Its interest in us was short-lived, however, and with a turn of its head it casually walked deeper into the dense bush, gone from our view forever.
* * *
Always keen to get among the locals with my camera, I expressed interest in riding the railways and Derik suggested the scenic tourist train from Ella to Nanu-oya.
As we lined up for our tickets a group of tourists had a tantrum about a couple who had apparently pushed in. "All of us have woken up early to get tickets and you just come and push in. There is a line. Get to the back of it."
It turned out the last of the first-class tickets had gone and the tourists were squabbling over the remaining second-class ones. Luckily there were enough to go around but as the train approached it became obvious that it was more equipped for third-class passengers.
By the time we boarded there was no room in second class so we quick-stepped it to the third-class kitchen carriage. It was standing room only, with more people and luggage pouring in through the windows but we didn't mind, happy to be among the locals.
The train snaked slowly through the hills looking down over smoky valleys, passing tea plantations layered into the hills like green layer cakes, while smiling women carrying white plastic bags on their heads stopped their work and waved. The vista was spectacular, postcard-perfect, with cascading waterfalls, vegetable gardens and atmospheric small villages reflecting simple life.
But I found myself being drawn to the action inside the carriage rather than out. Every time the train went through a tunnel the children screamed and howled in excitement as they plunged into darkness. Children and adults hung nonchalantly from all parts of the train. In a corner of the carriage a group of men broke into song, drumming and clapping.
It was fascinating. But we did eventually decide to move back to second class when the cramped conditions became a little too much ... and a man next to us suffered a heart attack.
Getting there: Cathay Pacific's service to Sri Lanka varies according to the time of year.

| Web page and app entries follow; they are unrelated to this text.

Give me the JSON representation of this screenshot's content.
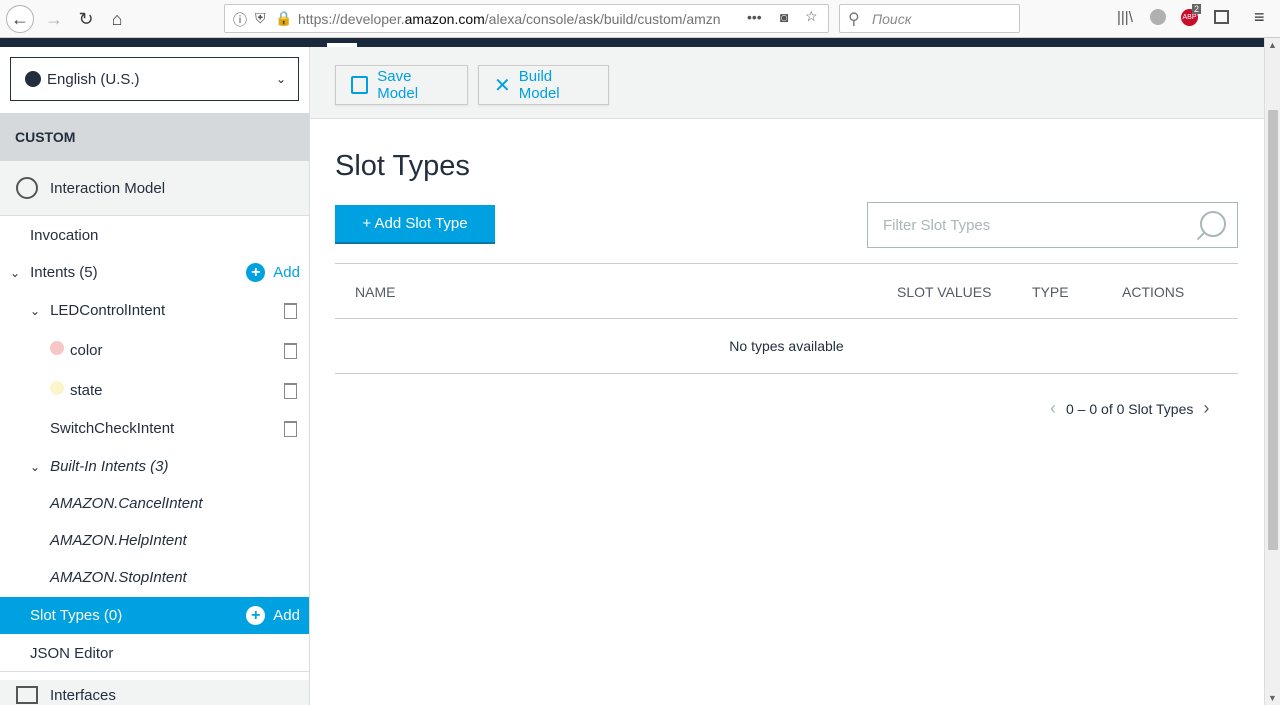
{
  "browser": {
    "url_prefix": "https://developer.",
    "url_domain": "amazon.com",
    "url_suffix": "/alexa/console/ask/build/custom/amzn",
    "search_placeholder": "Поиск",
    "addon_badge": "2",
    "addon_label": "ABP"
  },
  "sidebar": {
    "language": "English (U.S.)",
    "section_header": "CUSTOM",
    "interaction_model": "Interaction Model",
    "invocation": "Invocation",
    "intents_label": "Intents (5)",
    "add_label": "Add",
    "intent_name": "LEDControlIntent",
    "slots": [
      {
        "name": "color",
        "color": "#f7c6c6"
      },
      {
        "name": "state",
        "color": "#fcf5cc"
      }
    ],
    "switch_intent": "SwitchCheckIntent",
    "builtin_label": "Built-In Intents (3)",
    "builtin_intents": [
      "AMAZON.CancelIntent",
      "AMAZON.HelpIntent",
      "AMAZON.StopIntent"
    ],
    "slot_types_label": "Slot Types (0)",
    "json_editor": "JSON Editor",
    "interfaces": "Interfaces"
  },
  "toolbar": {
    "save_label": "Save Model",
    "build_label": "Build Model"
  },
  "main": {
    "title": "Slot Types",
    "add_button": "+ Add Slot Type",
    "filter_placeholder": "Filter Slot Types",
    "columns": [
      "NAME",
      "SLOT VALUES",
      "TYPE",
      "ACTIONS"
    ],
    "empty_message": "No types available",
    "pagination": "0 – 0 of 0 Slot Types"
  },
  "colors": {
    "accent": "#00a1e0",
    "dark": "#232f3e"
  }
}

Getting around: Sri Lanka offers many tours and trips but what really worked for us was designing our own journey. If you want to do that it's important to get a trustworthy driver, as traffic can be very dangerous and getting around the country independently is slow and difficult. You can contact Derik Buddah Koralage at +94 777069437 or srilankasurftours.com.
Babiche Martens flew to Sri Lanka with Cathay Pacific Airways.